Having spent many hours in trainers and simulators of varying levels of fidelity courtesy of Uncle Sam's Canoe Club - trust me, a low fidelity simulator is much better than none at all. You can still learn quite a bit.
When you graduate kindergarten, and learn to read, go back and read the exchange and note that spin-offs are the topic of discussion - not follow on missions.
Until then, toddle off to bed with the other infants, the adults are have a conversation here.
Russia is definitely, without a doubt or a question, the villain here.
Your statement assumes there is only one villain.
Russia is a villain. The U.S. is a villain. The current fascist-riddled Ukraine government is a villain. The prior authoritarian Ukraine government is a villain. And in the end, the ethnic Russians of Eastern Ukraine are fucked.
Yeah, in the same way GIMP stands for Gnu Image Manipulation Program
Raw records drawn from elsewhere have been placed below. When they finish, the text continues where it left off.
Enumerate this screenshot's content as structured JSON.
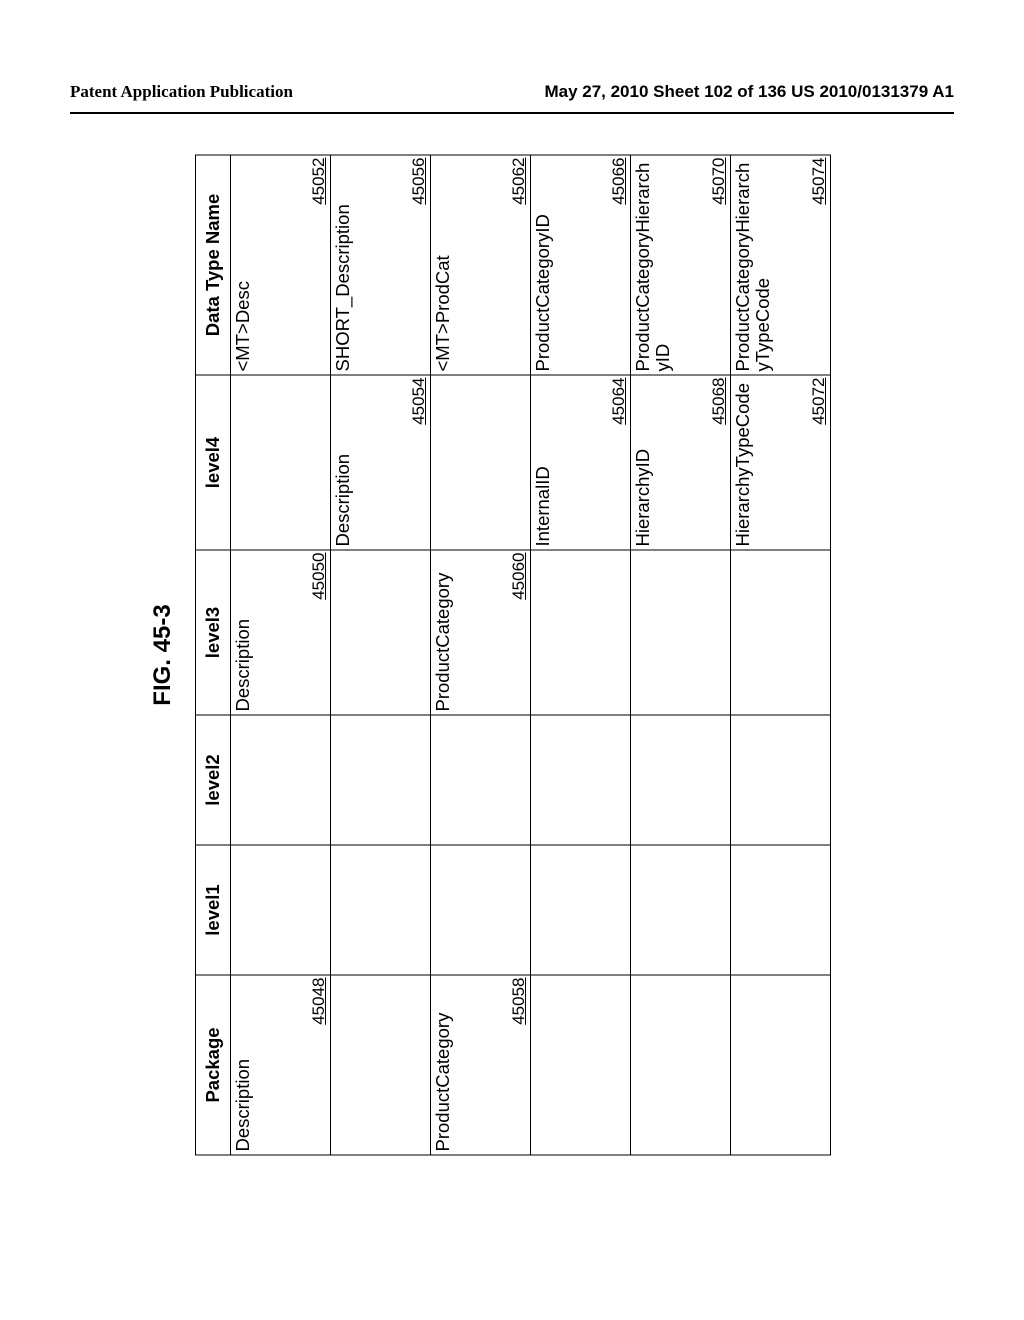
{
  "header": {
    "left": "Patent Application Publication",
    "right": "May 27, 2010  Sheet 102 of 136   US 2010/0131379 A1"
  },
  "figure_title": "FIG. 45-3",
  "columns": {
    "c0": "Package",
    "c1": "level1",
    "c2": "level2",
    "c3": "level3",
    "c4": "level4",
    "c5": "Data Type Name"
  },
  "rows": [
    {
      "package": "Description",
      "package_ref": "45048",
      "level3": "Description",
      "level3_ref": "45050",
      "dtn": "<MT>Desc",
      "dtn_ref": "45052"
    },
    {
      "level4": "Description",
      "level4_ref": "45054",
      "dtn": "SHORT_Description",
      "dtn_ref": "45056"
    },
    {
      "package": "ProductCategory",
      "package_ref": "45058",
      "level3": "ProductCategory",
      "level3_ref": "45060",
      "dtn": "<MT>ProdCat",
      "dtn_ref": "45062"
    },
    {
      "level4": "InternalID",
      "level4_ref": "45064",
      "dtn": "ProductCategoryID",
      "dtn_ref": "45066"
    },
    {
      "level4": "HierarchyID",
      "level4_ref": "45068",
      "dtn": "ProductCategoryHierarchyID",
      "dtn_ref": "45070"
    },
    {
      "level4": "HierarchyTypeCode",
      "level4_ref": "45072",
      "dtn": "ProductCategoryHierarchyTypeCode",
      "dtn_ref": "45074"
    }
  ]
}
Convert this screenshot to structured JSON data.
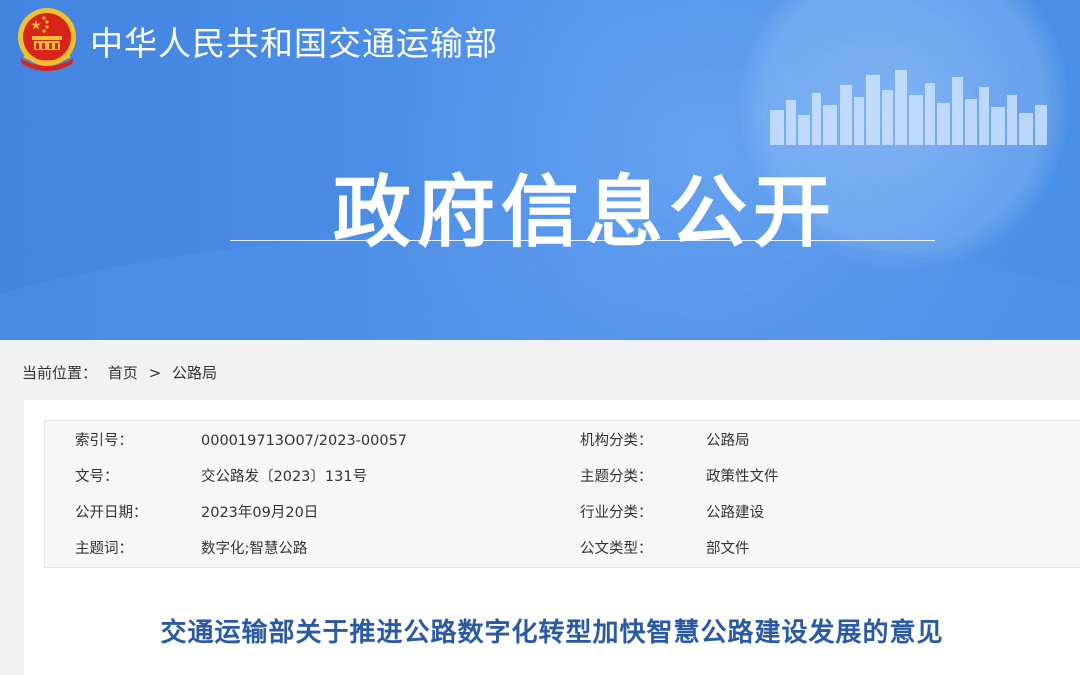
{
  "header": {
    "ministry_name": "中华人民共和国交通运输部",
    "section_title": "政府信息公开"
  },
  "breadcrumb": {
    "prefix": "当前位置：",
    "items": [
      "首页",
      "公路局"
    ],
    "separator": ">"
  },
  "metadata": {
    "rows": [
      {
        "label_left": "索引号：",
        "value_left": "000019713O07/2023-00057",
        "label_right": "机构分类：",
        "value_right": "公路局"
      },
      {
        "label_left": "文号：",
        "value_left": "交公路发〔2023〕131号",
        "label_right": "主题分类：",
        "value_right": "政策性文件"
      },
      {
        "label_left": "公开日期：",
        "value_left": "2023年09月20日",
        "label_right": "行业分类：",
        "value_right": "公路建设"
      },
      {
        "label_left": "主题词：",
        "value_left": "数字化;智慧公路",
        "label_right": "公文类型：",
        "value_right": "部文件"
      }
    ]
  },
  "document": {
    "title": "交通运输部关于推进公路数字化转型加快智慧公路建设发展的意见"
  },
  "colors": {
    "banner_blue": "#4a8fe6",
    "title_blue": "#2b5aa4",
    "emblem_red": "#d8241a",
    "emblem_gold": "#f3c02e"
  },
  "icons": {
    "emblem": "national-emblem-icon",
    "skyline": "city-skyline-graphic"
  }
}
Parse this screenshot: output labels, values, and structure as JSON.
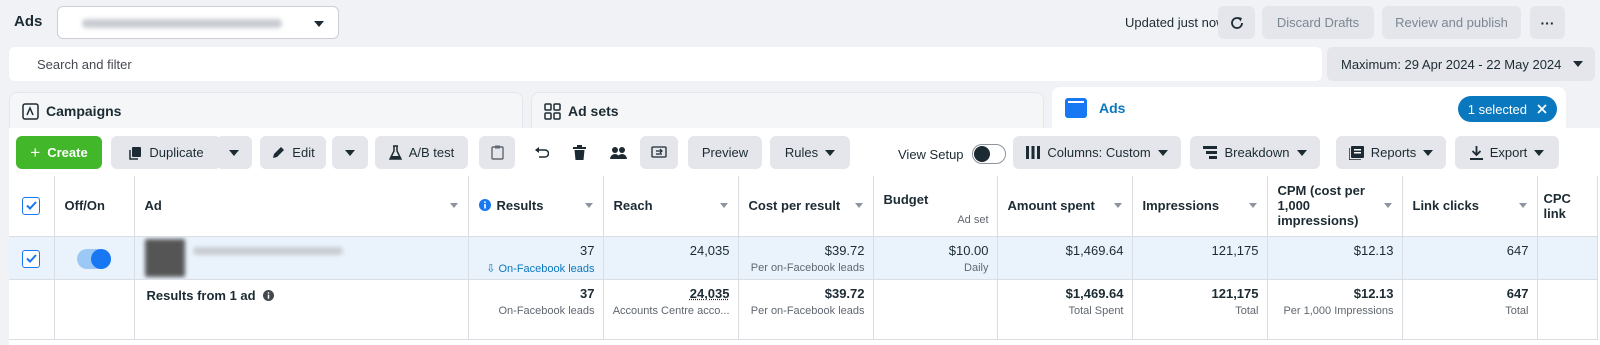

The problem affecting the kernel appears to only be enabled with a specific set of optimizations, and only to matter for a specific class of programs.
Also, apparently the problem has actually been present for a number of iterations of the compiler, but a shift within the Linux kernel code has caused the compiler error to manifest. But the shift within the Linux kernel code was still valid C (C++?) code, so it was a compiler problem, even though it didn't affect most programs.
I, personally, dislike swearing even when "sanitized".
OTOH, I do realize that this is my personal taste. I feel it makes the communication less clear.
OTTH, written communication lacks the richness of communication by speech. This means that there is no inherent channel corresponding to tone of voice. When someone uses swearing as a substitute for certain tones of speech, it's really hard to say there is a better option. The alternative work-arounds tend to be verbose. Also, swearing via the use of the term "shit" appears to be something we inherited from our common ancestor with chimpanzees, because if they are taught to sign they will automatically use the term "shit" to describe persons and situations that they dislike.
Since your post contains actual verifiable information, our tireless moderator zombies have found it necessary to de-score it.
I wouldn't call it bullying, There's no threat here at all, just snark.
Linus is quite the glass-house dweller, though. Hugh Daniel's comments over the years about the mistakes and misfeatures in Linux were enlightening and entertaining.
Hi! Welcome to the real world. You'll find the dumpster for your "participation" trophies to the left; and here, you get paid for winning, not "trying" or "good sportspersonship".
Linus doesn't suffer fools gladly. And I applaud him for that.
The EU would like to buy American gas rather than Russian, but getting enough LNG infrastructure to replace piped gas is incredibly expensive and not something that can be built quickly.
He didn't get the job done in this case, though. He sent an abusive email about a bug that had already been patched, with a tirade about register spills that aren't even related to the bug.
Just adding features should not slow an OS down, as features are mostly only loaded when needed and memory management should be able to handle background stuff.
It depends on the features. Some features do in fact require more memory or processing power. You seem to be a fan of Windows 8, and yes, it performs pretty well. Still, let's look at some system requirements.
Windows XP system requirements:
* Pentium 233-megahertz (MHz) processor or faster (300 MHz is recommended)
* At least 64 megabytes (MB) of RAM (128 MB is recommended)
* At least 1.5 gigabytes (GB) of available space on the hard disk.
* CD-ROM or DVD-ROM drive.
Windows 8 system requirements:
* Processor: 1 gigahertz (GHz) or faster with support for PAE, NX, and SSE2 (more info)
* RAM: 1 gigabyte (GB) (32-bit) or 2 GB (64-bit)
* Hard disk space: 16 GB (32-bit) or 20 GB (64-bit)
* Graphics card: Microsoft DirectX 9 graphics device with WDDM driver.
Those specs are significantly higher. I don't fault MS for that, it's been 10 years. They moved to 64-bit code, which enables greater memory use and better performance for big data sets, but also requires a higher minimum RAM. Part of the reason for this is that they're maintaining backwards compatibility, which is a feature.